A second example is a species-related one. Do the results in monkeys relate directly to humans in a quantitative fashion? Perhaps not. It is known that the half-life, degradation rate, and turnover of the same protein can differ among species (Kuhar and Joyce, 2001). This is relevant to the current topic because the half-life determines how quickly protein levels adjust to new levels. For example, the half-life of MAO-B in rat brain is 7–11 days, in pig brain 6.5 days, in baboon brain about 30 days, and in human brain about 40 days (Kuhar and Joyce, 2001). If the half-life in humans is different from that in monkeys, the rate of recovery of the protein levels will also be different in the two species. So, if proteins in the DA system have longer half-lives in humans than monkeys (longer half-lives equate to a longer recovery time) recovery of the dopamine system from cocaine treatment is likely to take a longer time in humans. Beveridge et al (2008) report that in monkeys D2 receptors in the striatum are back to normal after 30 days of withdrawal, but Volkow et al (1993) show that in humans there is still a reduction in D2 receptors at 100 days of withdrawal. This difference is likely, at least partly, due to the differences in half-lives in the different species.
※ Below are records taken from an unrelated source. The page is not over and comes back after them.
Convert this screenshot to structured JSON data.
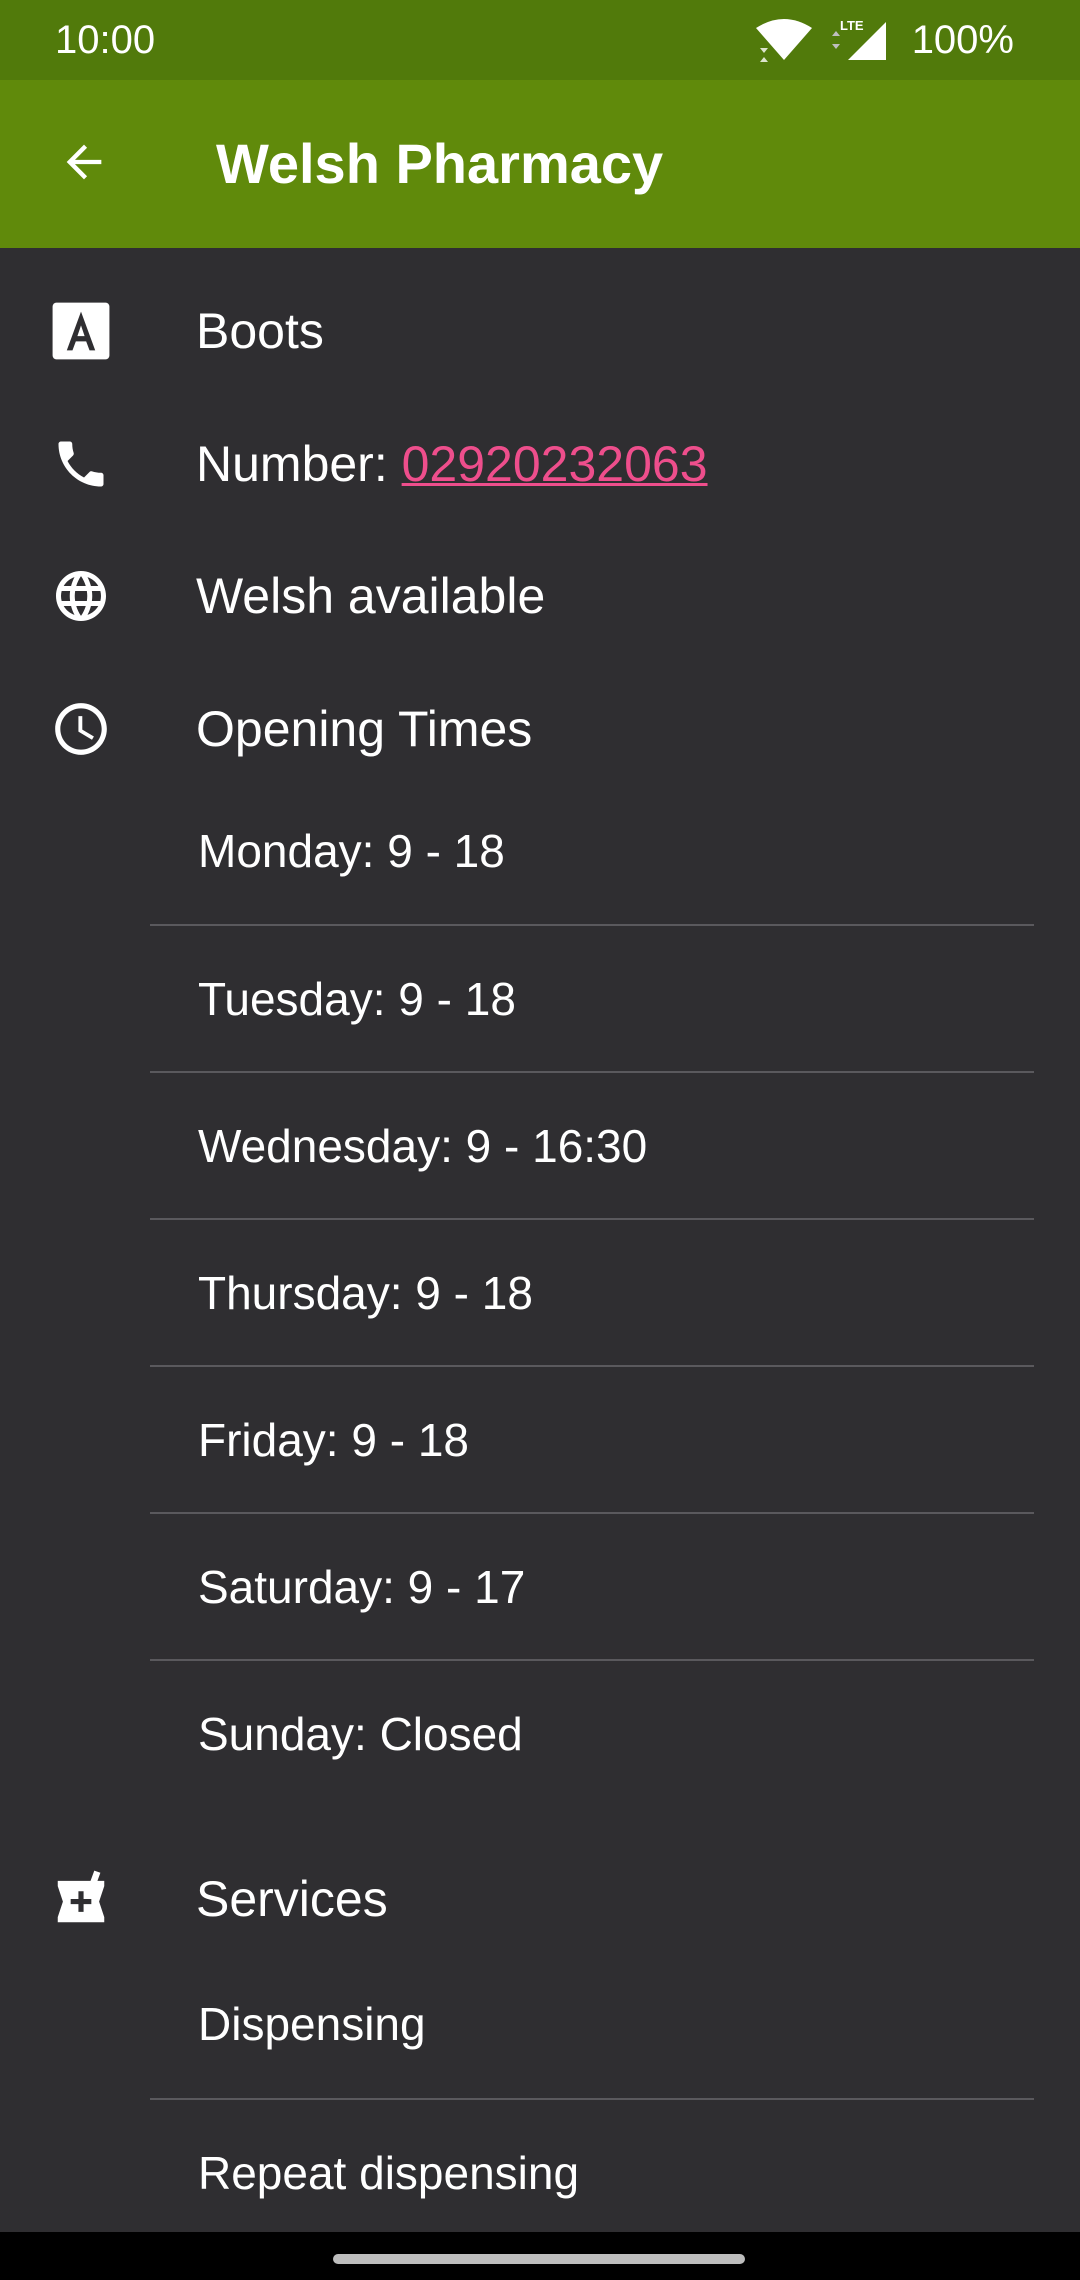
{
  "status_bar": {
    "time": "10:00",
    "network": "LTE",
    "battery": "100%"
  },
  "app_bar": {
    "title": "Welsh Pharmacy",
    "back_icon": "arrow-back-icon"
  },
  "details": {
    "name": "Boots",
    "number_label": "Number: ",
    "number": "02920232063",
    "language": "Welsh available",
    "opening_times_heading": "Opening Times",
    "opening_times": [
      "Monday: 9 - 18",
      "Tuesday: 9 - 18",
      "Wednesday: 9 - 16:30",
      "Thursday: 9 - 18",
      "Friday: 9 - 18",
      "Saturday: 9 - 17",
      "Sunday: Closed"
    ],
    "services_heading": "Services",
    "services": [
      "Dispensing",
      "Repeat dispensing"
    ]
  },
  "colors": {
    "status_bar": "#517a0b",
    "app_bar": "#608a0b",
    "background": "#2f2e31",
    "link": "#ee4e8c",
    "divider": "#5a595d"
  },
  "icons": {
    "name": "font-letter-a-icon",
    "phone": "phone-icon",
    "language": "globe-icon",
    "opening_times": "clock-icon",
    "services": "pharmacy-icon"
  }
}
An awareness of half-lives and their significance can be useful when considering proteins in different species.

In conclusion, the half-lives of proteins may change without a change in levels, and the full significance of this remains to be determined although it may be related to the relative activity or utilization of the proteins. Also, because of species differences in half-lives for a given protein, the recovery rates of these proteins will not be the same in different species. It is possible to quantify recovery rates, half-lives, turnover times, and the degradation rate constants of many proteins in animals. Insights to the physiologic nature of these parameters are likely to deepen our understanding of cellular processes occurring during addiction and recovery. Although the full significance of the parameters is not obvious at this time, a consideration of their value seems worthwhile.
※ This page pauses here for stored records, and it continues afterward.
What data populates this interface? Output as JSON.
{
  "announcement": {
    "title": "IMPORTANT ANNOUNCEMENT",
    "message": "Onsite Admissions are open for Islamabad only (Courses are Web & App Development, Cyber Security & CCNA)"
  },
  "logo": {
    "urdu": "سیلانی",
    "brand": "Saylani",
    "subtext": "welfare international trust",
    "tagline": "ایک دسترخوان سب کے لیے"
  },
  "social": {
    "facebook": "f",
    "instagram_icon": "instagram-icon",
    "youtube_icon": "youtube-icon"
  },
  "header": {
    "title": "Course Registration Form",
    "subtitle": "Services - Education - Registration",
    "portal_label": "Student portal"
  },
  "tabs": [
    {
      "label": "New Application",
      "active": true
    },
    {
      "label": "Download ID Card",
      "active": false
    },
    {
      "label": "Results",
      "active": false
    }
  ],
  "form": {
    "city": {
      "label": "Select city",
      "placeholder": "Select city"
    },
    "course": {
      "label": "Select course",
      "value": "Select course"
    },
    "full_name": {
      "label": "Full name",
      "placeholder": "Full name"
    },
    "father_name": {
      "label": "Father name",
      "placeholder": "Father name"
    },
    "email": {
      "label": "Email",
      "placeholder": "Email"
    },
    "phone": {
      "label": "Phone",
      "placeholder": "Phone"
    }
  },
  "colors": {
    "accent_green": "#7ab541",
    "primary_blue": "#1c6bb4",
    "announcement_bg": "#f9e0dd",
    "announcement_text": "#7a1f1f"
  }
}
References

  1. Beveridge TJ, Smith JR, Nader MA, Porrino LJ (2008). Abstinence from chronic cocaine self-administration alters striatal dopamine systems in rhesus monkeys. Neuropsychopharmacology (e-pub ahead of print).
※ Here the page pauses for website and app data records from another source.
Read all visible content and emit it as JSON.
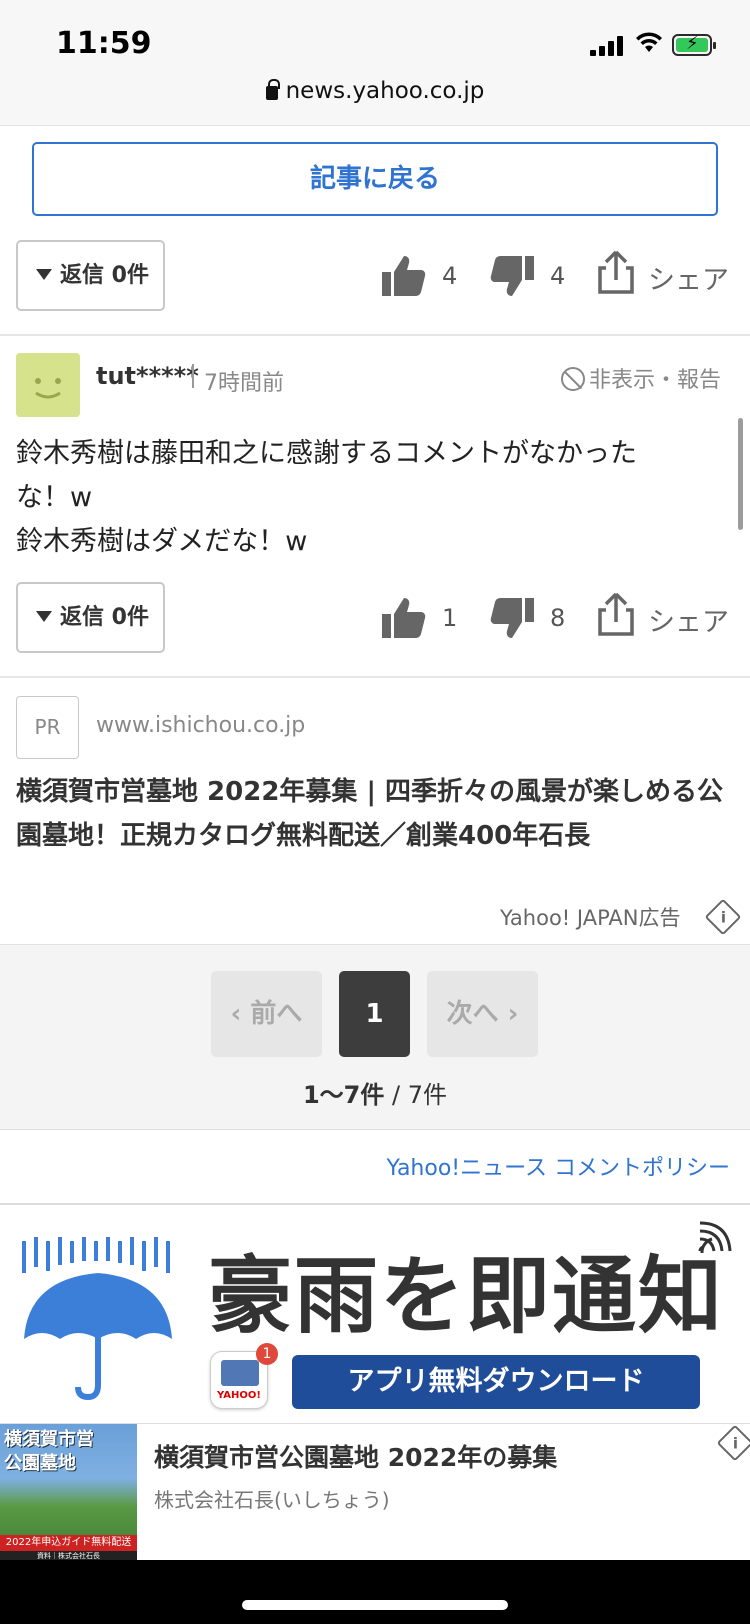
{
  "status_bar": {
    "time": "11:59",
    "url": "news.yahoo.co.jp"
  },
  "back_button": "記事に戻る",
  "comment_prev": {
    "reply_label": "返信 0件",
    "likes": "4",
    "dislikes": "4",
    "share_label": "シェア"
  },
  "comment": {
    "username": "tut*****",
    "time_ago": "7時間前",
    "hide_report": "非表示・報告",
    "lines": [
      "鈴木秀樹は藤田和之に感謝するコメントがなかった",
      "な！w",
      "鈴木秀樹はダメだな！w"
    ],
    "reply_label": "返信 0件",
    "likes": "1",
    "dislikes": "8",
    "share_label": "シェア"
  },
  "pr_ad": {
    "badge": "PR",
    "url": "www.ishichou.co.jp",
    "title": "横須賀市営墓地 2022年募集 | 四季折々の風景が楽しめる公園墓地！正規カタログ無料配送／創業400年石長",
    "credit": "Yahoo! JAPAN広告"
  },
  "pagination": {
    "prev": "前へ",
    "current": "1",
    "next": "次へ",
    "range": "1〜7件",
    "total": " / 7件"
  },
  "policy_link": "Yahoo!ニュース コメントポリシー",
  "banner": {
    "title": "豪雨を即通知",
    "badge_count": "1",
    "app_logo": "YAHOO!",
    "download_label": "アプリ無料ダウンロード"
  },
  "bottom_ad": {
    "thumb_title": "横須賀市営\n公園墓地",
    "thumb_ribbon": "2022年申込ガイド無料配送",
    "thumb_footer": "資料｜株式会社石長",
    "title": "横須賀市営公園墓地 2022年の募集",
    "subtitle": "株式会社石長(いしちょう)"
  },
  "colors": {
    "link_blue": "#2f74d0",
    "page_active": "#3d3d3d",
    "banner_button": "#1f4d9a",
    "umbrella_blue": "#3b7fd8"
  }
}
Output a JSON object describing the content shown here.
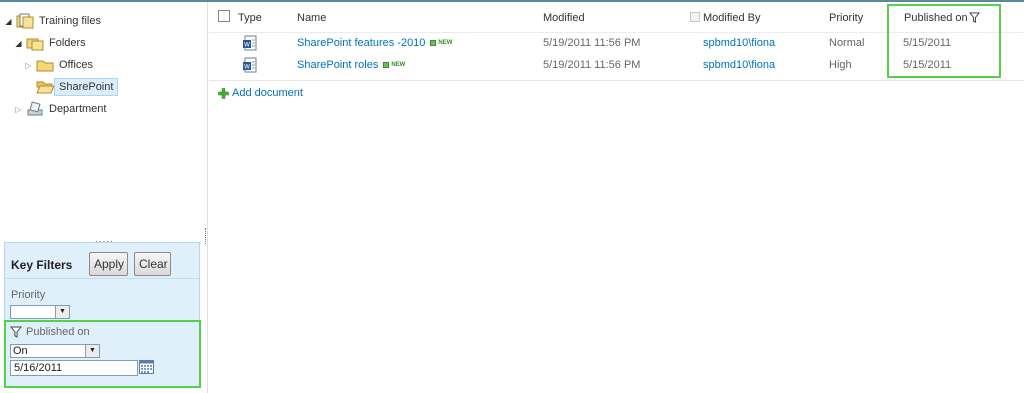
{
  "tree": {
    "root": "Training files",
    "folders": "Folders",
    "offices": "Offices",
    "sharepoint": "SharePoint",
    "department": "Department"
  },
  "splitter_dots": ".....",
  "key_filters": {
    "title": "Key Filters",
    "apply_label": "Apply",
    "clear_label": "Clear",
    "priority_label": "Priority",
    "priority_value": "",
    "published_label": "Published on",
    "operator_value": "On",
    "date_value": "5/16/2011"
  },
  "list": {
    "columns": {
      "type": "Type",
      "name": "Name",
      "modified": "Modified",
      "modified_by": "Modified By",
      "priority": "Priority",
      "published_on": "Published on"
    },
    "rows": [
      {
        "name": "SharePoint features -2010",
        "badge": "NEW",
        "modified": "5/19/2011 11:56 PM",
        "modified_by": "spbmd10\\fiona",
        "priority": "Normal",
        "published_on": "5/15/2011"
      },
      {
        "name": "SharePoint roles",
        "badge": "NEW",
        "modified": "5/19/2011 11:56 PM",
        "modified_by": "spbmd10\\fiona",
        "priority": "High",
        "published_on": "5/15/2011"
      }
    ],
    "add_document": "Add document"
  },
  "colors": {
    "highlight_green": "#57d049",
    "link_blue": "#0072bc",
    "filter_panel_bg": "#dff0fb"
  }
}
  2. Brodie BB, Costa E, Blabac A, Neff NH, Smookler HH (1966). Application of steady state kinetics to the estimation of synthesis rate and turnover time of tissue catecholamines. JPET 154: 493–498.

    CAS  Google Scholar 

  3. Iversen LL, Glowinski J (1966). Regional studies of catecholamines in the rat brain. II. Rate of turnover of catecholamines in various brain regions. J Neurochem 13: 671–682.

    CAS  Article  Google Scholar 

  4. Kimmel HL, Carroll FI, Kuhar MJ (2003). Withdrawal from repeated cocaine alters dopamine transporter protein turnover in the rat striatum. JPET 304: 15–21.

    CAS  Article  Google Scholar 

  5. Kimmel HL, Carroll FI, Kuhar MJ (2001). Dopamine D1 and D2 receptors influence dopamine transporter synthesis and degradation in the rat. JPET 298: 129–140.

    CAS  Google Scholar 

  6. Kuhar MJ, Joyce AR (2001). Slow onset of CNS drugs: can changes in protein concentration account for the delay? Trends Pharmacol Sci 22: 450–456.

    CAS  Article  Google Scholar 

  7. Volkow ND, Fowler JS, Wang GJ, Hitzemann R, Logan J, Schlyer DJ et al (1993). Decreased dopamine D2 receptor availability is associated with reduced frontal metabolism in cocaine abusers. Synapse 14: 169–177.

    CAS  Article  Google Scholar 

Download references

Author information

Affiliations

Authors

Corresponding author

Correspondence to Michael J Kuhar.

Additional information

DISCLOSURE/CONFLICT OF INTEREST

Over the past 3 years, the author has received an honorarium from Cephalon and funding from Pfizer Inc.

Rights and permissions

Reprints and Permissions

About this article

Cite this article

Kuhar, M. On the Use of Protein Turnover and Half-Lives. Neuropsychopharmacol 34, 1172–1173 (2009). https://doi.org/10.1038/npp.2008.190

Download citation

Further reading

Search

Quick links